Objective This study investigates the neural basis of inattentional deafness, which could result from task irrelevance in the auditory modality. Background Humans can fail to respond to auditory alarms under high workload situations. This failure, termed inattentional deafness, is often attributed to high workload in the visual modality, which red...
Conference Paper
Modern advances in neuroscientific methods, which are increasingly portable and easy-to-use (e.g., EEG, fNIRS), allow us to understand how the brain allows us to accomplish diverse activities in our real-world environment - from walking to piloting an aircraft to navigating a virtual computing desktop. To add, technology for tracking behavior and m...
Article
We introduce a Hidden Markov Model framework to formalize the beliefs that humans may have about the mode in which a semi-automated vehicle is operating. Previous research has identified various "levels of automation," which serve to clarify the di↵erent degrees of a vehicle's automation capabilities and expected operator involvement. However, a ve...
Article
Full-text available
In this study, we demonstrate the effects of anxiety and cognitive load on eye movement planning in an instrument flight task adhering to a single-sensor-single-indicator data visualisation design philosophy. The task was performed in neutral and anxiety conditions, while a low or high cognitive load, auditory n-back task was also performed. Cognit...
Conference Paper
Full-text available
It is increasingly viable to measure the brain activity of mobile users, as they go about their everyday business in their natural world environment. This is due to: (i) modern signal processing methods, (ii) lightweight and cost-effective measurement devices, and (iii) a better, albeit incomplete, understanding of how measurable brain activity rel...
Conference Paper
Full-text available
The hands of one's avatar are possibly the most visible aspect when interacting in virtual reality (VR). As video games in VR proliferate, it is important to understand how the appearance of avatar hands influence the user experience. Designers of video games often stylize hands and reduce the number of fingers of game characters. Previous work sho...
Conference Paper
Full-text available
In this study, we employ EEG methods to clarify why auditory notifications, which were designed for task management in highly automated trucks, resulted in different performance behavior, when deployed in two different test settings: (a) student volunteers in a lab environment, (b) professional truck drivers in a realistic vehicle simulator. Behavi...
Conference Paper
Full-text available

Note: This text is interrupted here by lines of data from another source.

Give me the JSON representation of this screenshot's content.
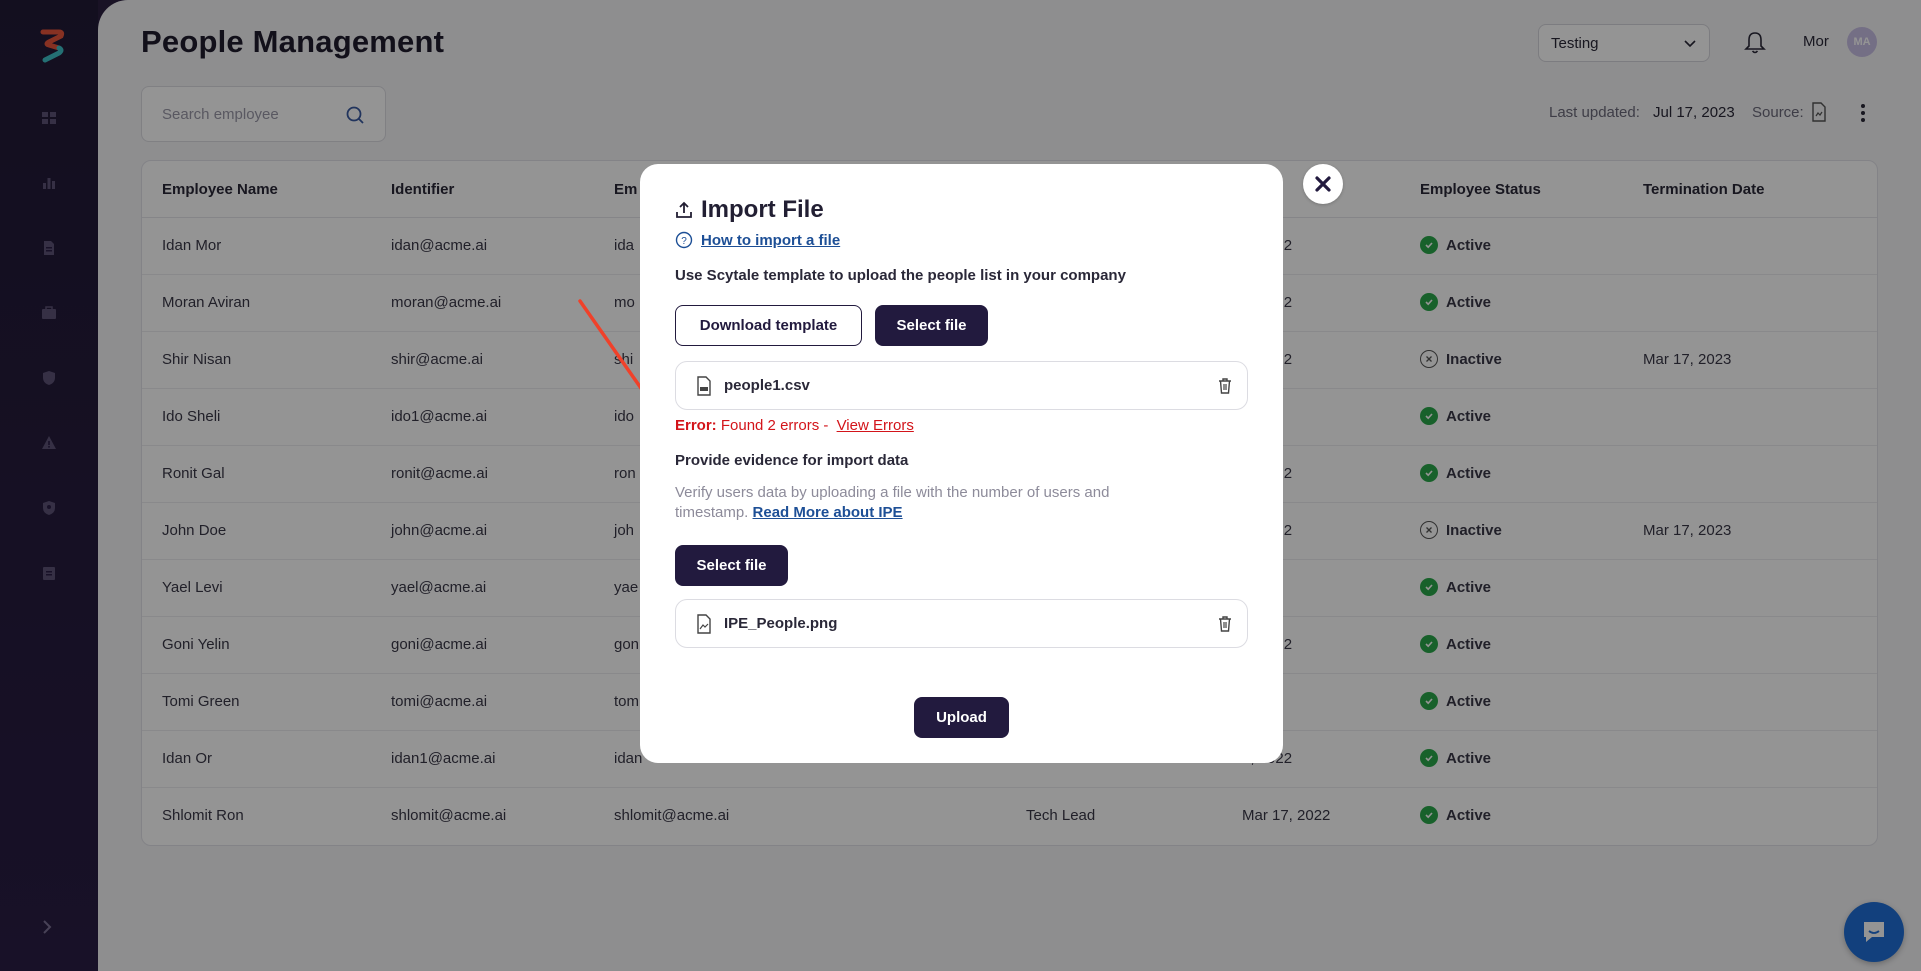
{
  "sidebar": {
    "nav_icons": [
      "dashboard-icon",
      "chart-icon",
      "document-icon",
      "briefcase-icon",
      "shield-icon",
      "warning-icon",
      "user-shield-icon",
      "clipboard-icon"
    ],
    "collapse_icon": "chevron-right-icon"
  },
  "header": {
    "title": "People Management",
    "env_select_value": "Testing",
    "user_name": "Mor",
    "avatar_initials": "MA"
  },
  "search": {
    "placeholder": "Search employee"
  },
  "meta": {
    "last_updated_label": "Last updated:",
    "last_updated_value": "Jul 17, 2023",
    "source_label": "Source:"
  },
  "table": {
    "columns": [
      "Employee Name",
      "Identifier",
      "Em",
      "",
      "g D",
      "Employee Status",
      "Termination Date"
    ],
    "rows": [
      {
        "name": "Idan Mor",
        "identifier": "idan@acme.ai",
        "email": "ida",
        "role": "",
        "start": "7, 2022",
        "status": "Active",
        "termination": ""
      },
      {
        "name": "Moran Aviran",
        "identifier": "moran@acme.ai",
        "email": "mo",
        "role": "",
        "start": "7, 2022",
        "status": "Active",
        "termination": ""
      },
      {
        "name": "Shir Nisan",
        "identifier": "shir@acme.ai",
        "email": "shi",
        "role": "",
        "start": "7, 2022",
        "status": "Inactive",
        "termination": "Mar 17, 2023"
      },
      {
        "name": "Ido Sheli",
        "identifier": "ido1@acme.ai",
        "email": "ido",
        "role": "",
        "start": "2022",
        "status": "Active",
        "termination": ""
      },
      {
        "name": "Ronit Gal",
        "identifier": "ronit@acme.ai",
        "email": "ron",
        "role": "",
        "start": "7, 2022",
        "status": "Active",
        "termination": ""
      },
      {
        "name": "John Doe",
        "identifier": "john@acme.ai",
        "email": "joh",
        "role": "",
        "start": "4, 2022",
        "status": "Inactive",
        "termination": "Mar 17, 2023"
      },
      {
        "name": "Yael Levi",
        "identifier": "yael@acme.ai",
        "email": "yae",
        "role": "",
        "start": "2022",
        "status": "Active",
        "termination": ""
      },
      {
        "name": "Goni Yelin",
        "identifier": "goni@acme.ai",
        "email": "gon",
        "role": "",
        "start": "7, 2022",
        "status": "Active",
        "termination": ""
      },
      {
        "name": "Tomi Green",
        "identifier": "tomi@acme.ai",
        "email": "tom",
        "role": "",
        "start": "2022",
        "status": "Active",
        "termination": ""
      },
      {
        "name": "Idan Or",
        "identifier": "idan1@acme.ai",
        "email": "idan",
        "role": "",
        "start": "7, 2022",
        "status": "Active",
        "termination": ""
      },
      {
        "name": "Shlomit Ron",
        "identifier": "shlomit@acme.ai",
        "email": "shlomit@acme.ai",
        "role": "Tech Lead",
        "start": "Mar 17, 2022",
        "status": "Active",
        "termination": ""
      }
    ]
  },
  "modal": {
    "title": "Import File",
    "help_link": "How to import a file",
    "subtitle": "Use Scytale template to upload the people list in your company",
    "download_template_label": "Download template",
    "select_file_label": "Select file",
    "file1_name": "people1.csv",
    "error_label": "Error:",
    "error_text": "Found 2 errors -",
    "view_errors_link": "View Errors",
    "evidence_title": "Provide evidence for import data",
    "evidence_desc": "Verify users data by uploading a file with the number of users and timestamp.",
    "evidence_link": "Read More about IPE",
    "select_file2_label": "Select file",
    "file2_name": "IPE_People.png",
    "upload_label": "Upload"
  },
  "colors": {
    "brand_dark": "#221a3e",
    "error": "#d3141a",
    "active": "#2aa84a",
    "link": "#1d4f96",
    "annotation_arrow": "#f0412a"
  }
}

Current levels of vehicle automation (i.e., SAE-L2) require users to be vigilant and to intervene when automated vehicles fail to perform appropriately. In this work, we developed a scenario for investigating how humans respond, in the absence of notifications for system failure. In order to develop better notifications to elicit user intervention,...